Narrow Results Clear All
- Communication Improvement 2
Education and Training
- Students 1
- Error Reporting and Analysis
- Legal and Policy Approaches
- Quality Improvement Strategies 1
Search results for "Patient Disclosure"
- Patient Disclosure
- Role of the Media
Miller N. The Pathologist. June 2016(20):18-29; July 2016(21):18-33.
In light of the growing focus on diagnostic errors, this magazine series reports on unique challenges that pathologists face when they discover potential errors. The first article in the series discusses how pathologists may experience barriers to disclosure including feeling shame in disclosing their own error, discomfort with raising concerns about a colleague who has misdiagnosed a patient, and lack of direct relationships with patients. The second article expands the discussion to focus on how industry support of open transparency can enable pathologists to participate in reporting and disclosure activities.
Journal Article > Study
Hinchcliff R, Westbrook J, Greenfield D, Baysari M, Moldovan M, Braithwaite J. Int J Qual Health Care. 2012;24:1-8.
Journal Article > Commentary
Dudzinski DM, Hébert PC, Foglia MB, Gallagher TH. N Engl J Med. 2010;363:978-986.
Error disclosure policies for events that affect individual patients have traditionally focused on what information to share and how to share it; of course, discussions about individual disclosure occur in the context of the active debate about whether disclosure has an impact on liability risk. This study discusses large-scale adverse events (such as failure to sterilize an endoscope used on scores of patients), which harm or carry a potential to harm groups of patients, and how individual organizations should manage their disclosure process. Drawing on a number of representative cases, the authors recommend key elements for a disclosure policy. They include developing an institutional policy, planning proactively for disclosures, communicating with the public, and planning for appropriate patient follow-up. Although the authors point out the challenge these events often raise, they advocate for disclosure as a norm to reinforce transparency, trust, and integrity with the public.
Gubar S. New York Times. October 30, 2014.
This newspaper article describes how surgical complications, health care–associated infections, and ineffective patient–provider communication contributed to a patient's experience with harm and suggests that transparency around the incident and preoperative patient briefings could have improved the situation.
Kowalczyk L. Boston Globe. August 31, 2014.
Reporting on an incident involving administration of an inappropriate dye which led to a patient's death, this newspaper article reveals how cognitive biases may have played a role and steps the hospital took to prevent similar errors. Six Massachusetts hospitals have launched a pilot program for early apology and resolution in an effort to enhance patient satisfaction and safety.
Khullar D. New York Times. May 15, 2014.
Jain M. Washington Post. May 27, 2013.
Perspectives on Safety > Interview
The Patient's Role in Safety, March 2007

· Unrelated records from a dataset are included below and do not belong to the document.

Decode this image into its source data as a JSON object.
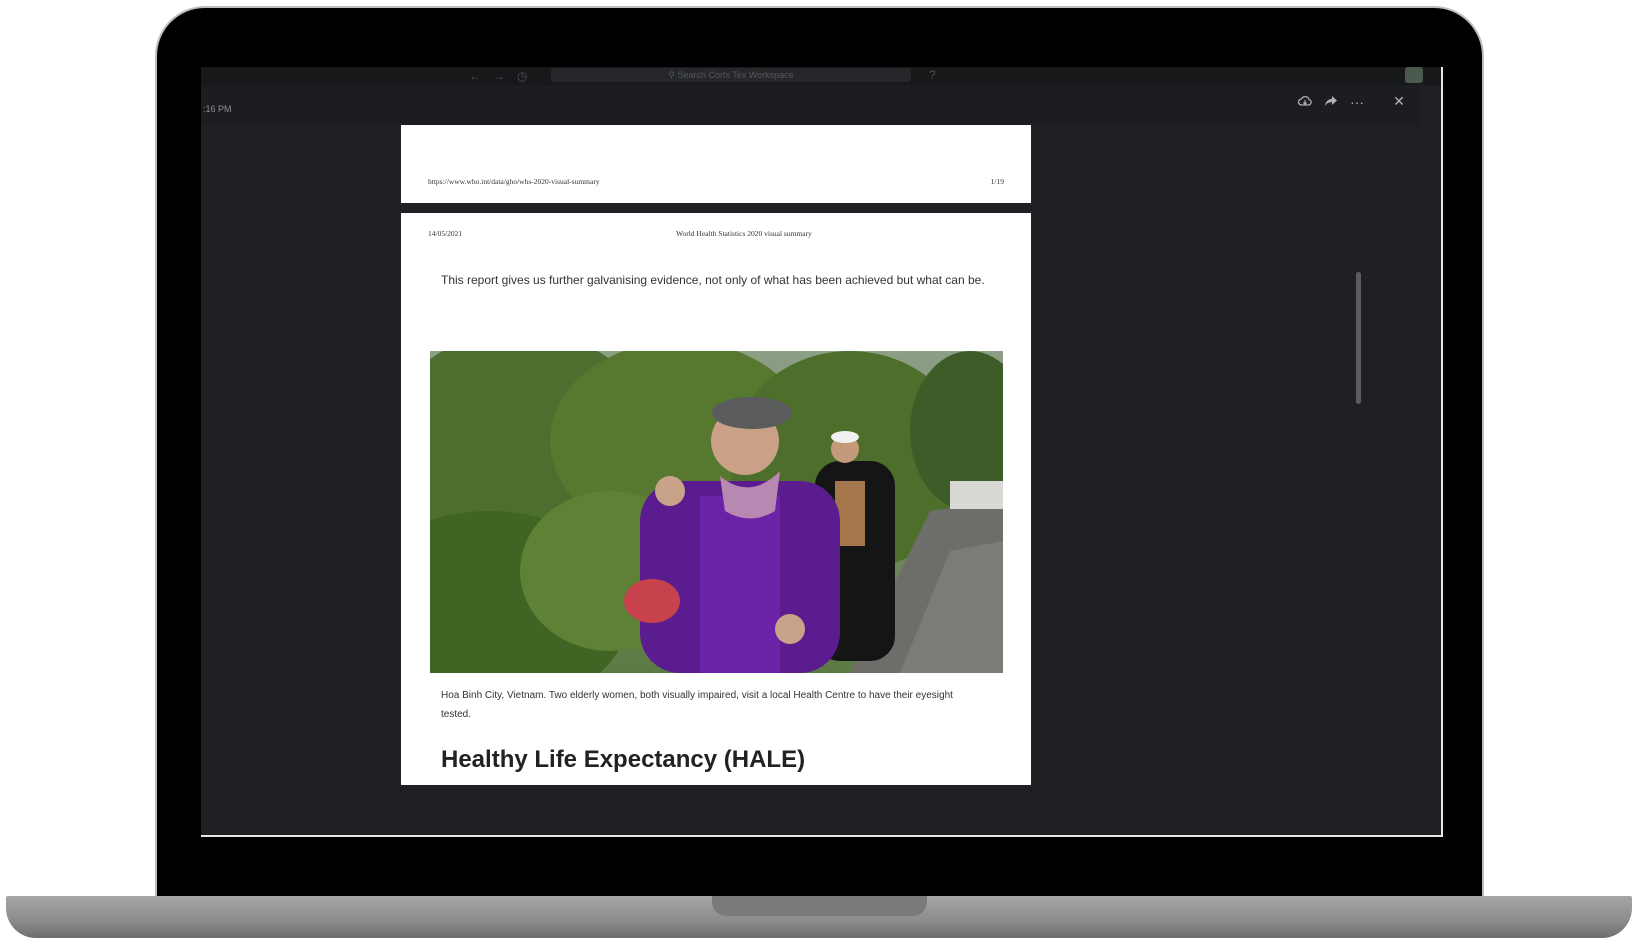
{
  "app_toolbar": {
    "search_placeholder": "Search Cortx Tex Workspace"
  },
  "viewer": {
    "time": ":16 PM",
    "actions": {
      "download_icon": "download-cloud-icon",
      "share_icon": "share-icon",
      "more_icon": "more-icon",
      "close_icon": "close-icon"
    }
  },
  "document": {
    "page1": {
      "footer_url": "https://www.who.int/data/gho/whs-2020-visual-summary",
      "page_number": "1/19"
    },
    "page2": {
      "date": "14/05/2021",
      "header_title": "World Health Statistics 2020 visual summary",
      "intro_text": "This report gives us further galvanising evidence, not only of what has been achieved but what can be.",
      "photo_caption": "Hoa Binh City, Vietnam. Two elderly women, both visually impaired, visit a local Health Centre to have their eyesight tested.",
      "section_heading": "Healthy Life Expectancy (HALE)"
    }
  }
}
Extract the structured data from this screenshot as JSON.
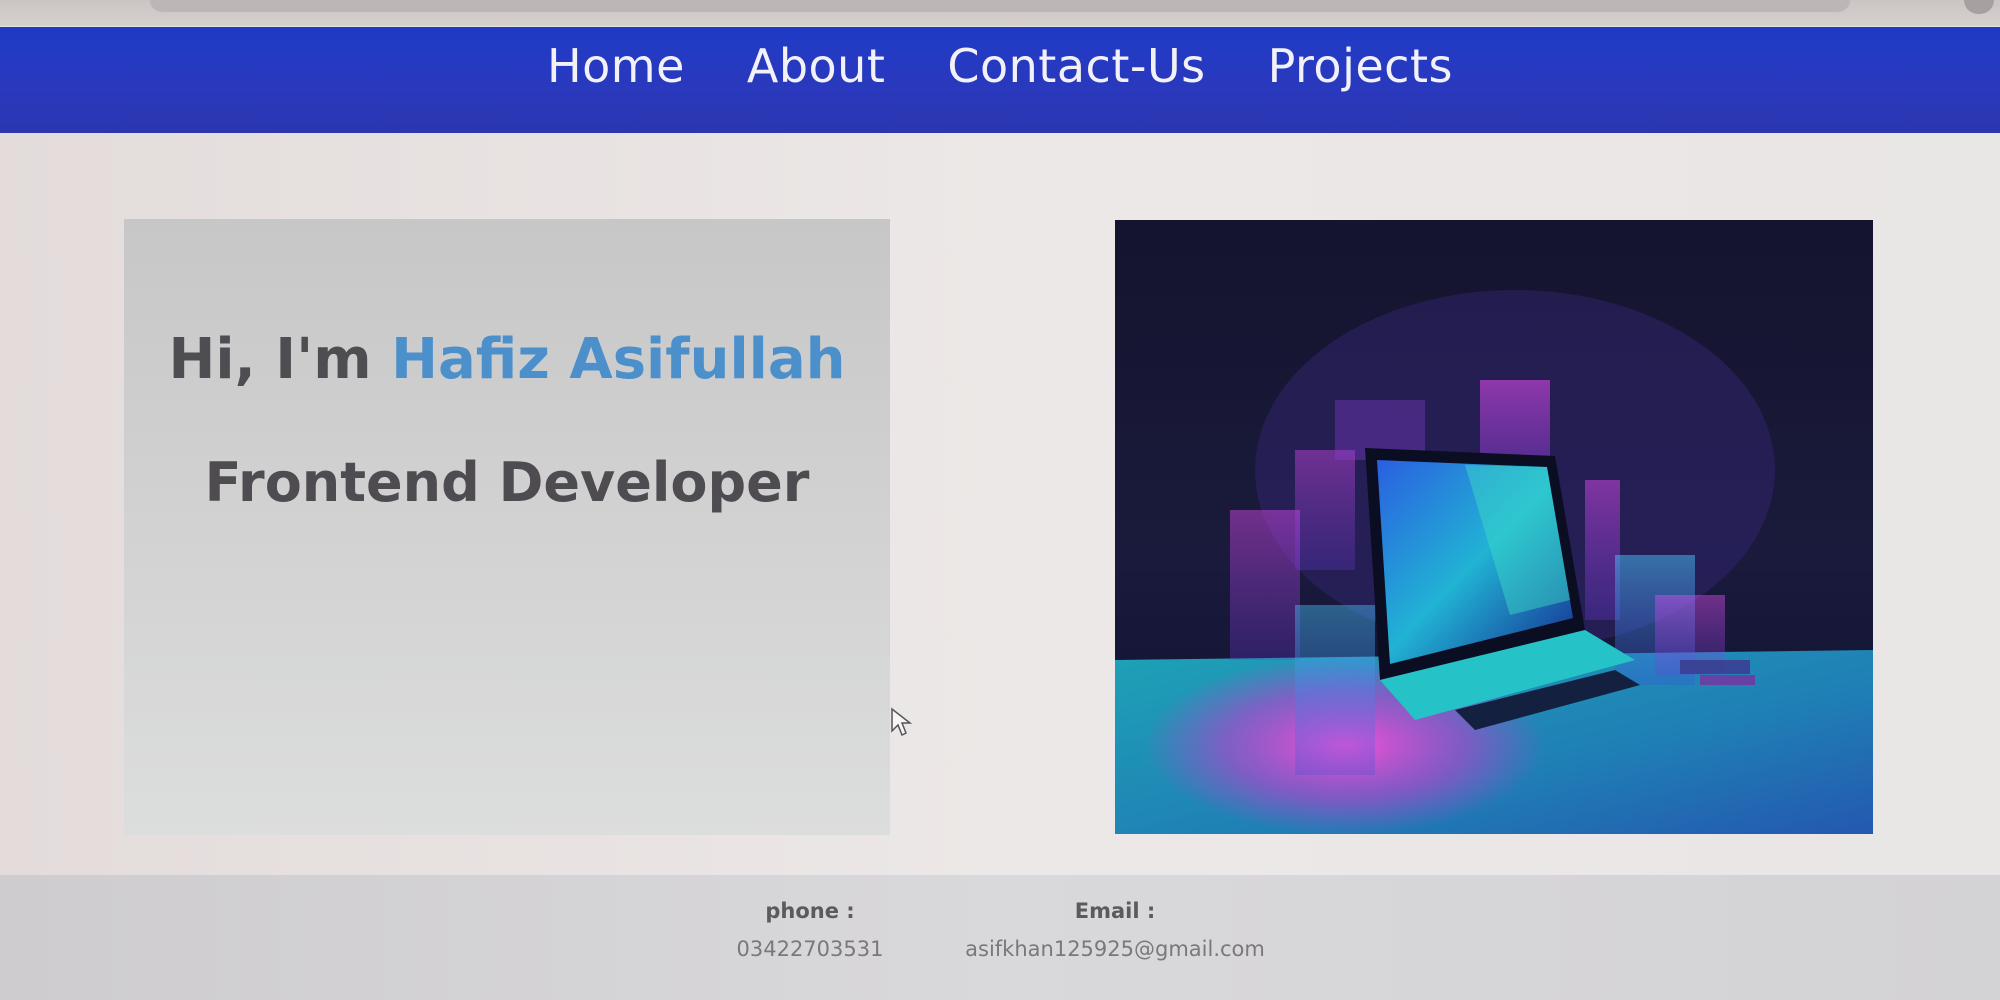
{
  "nav": {
    "items": [
      {
        "label": "Home"
      },
      {
        "label": "About"
      },
      {
        "label": "Contact-Us"
      },
      {
        "label": "Projects"
      }
    ]
  },
  "intro": {
    "greeting": "Hi, I'm",
    "name": "Hafiz Asifullah",
    "role": "Frontend Developer"
  },
  "hero_image": {
    "subject": "neon laptop illustration"
  },
  "footer": {
    "phone_label": "phone :",
    "phone_value": "03422703531",
    "email_label": "Email :",
    "email_value": "asifkhan125925@gmail.com"
  },
  "colors": {
    "nav_background": "#2a39bd",
    "name_accent": "#4b8fcb",
    "heading_text": "#4d4d52"
  }
}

Sorrel King is the mother of Josie King, who died tragically in 2001 at age 18 months because of medical errors during a hospitalization at Johns Hopkins Hospital. She has subsequently become one of the nation’s foremost patient advocates for safety, forming an influential foundation (the Josie King Foundation) and partnering with Johns Hopkins to promote the field of patient safety around the world.
Journal Article > Study
Soleimani F. N Z Med J. 2006;119:U2099.
The author surveyed New Zealand physicians regarding their medical error reporting behaviors. Most respondents felt they should report an error to both the patient and hospital if a major adverse event was anticipated, but they were less likely to report errors with minor complications.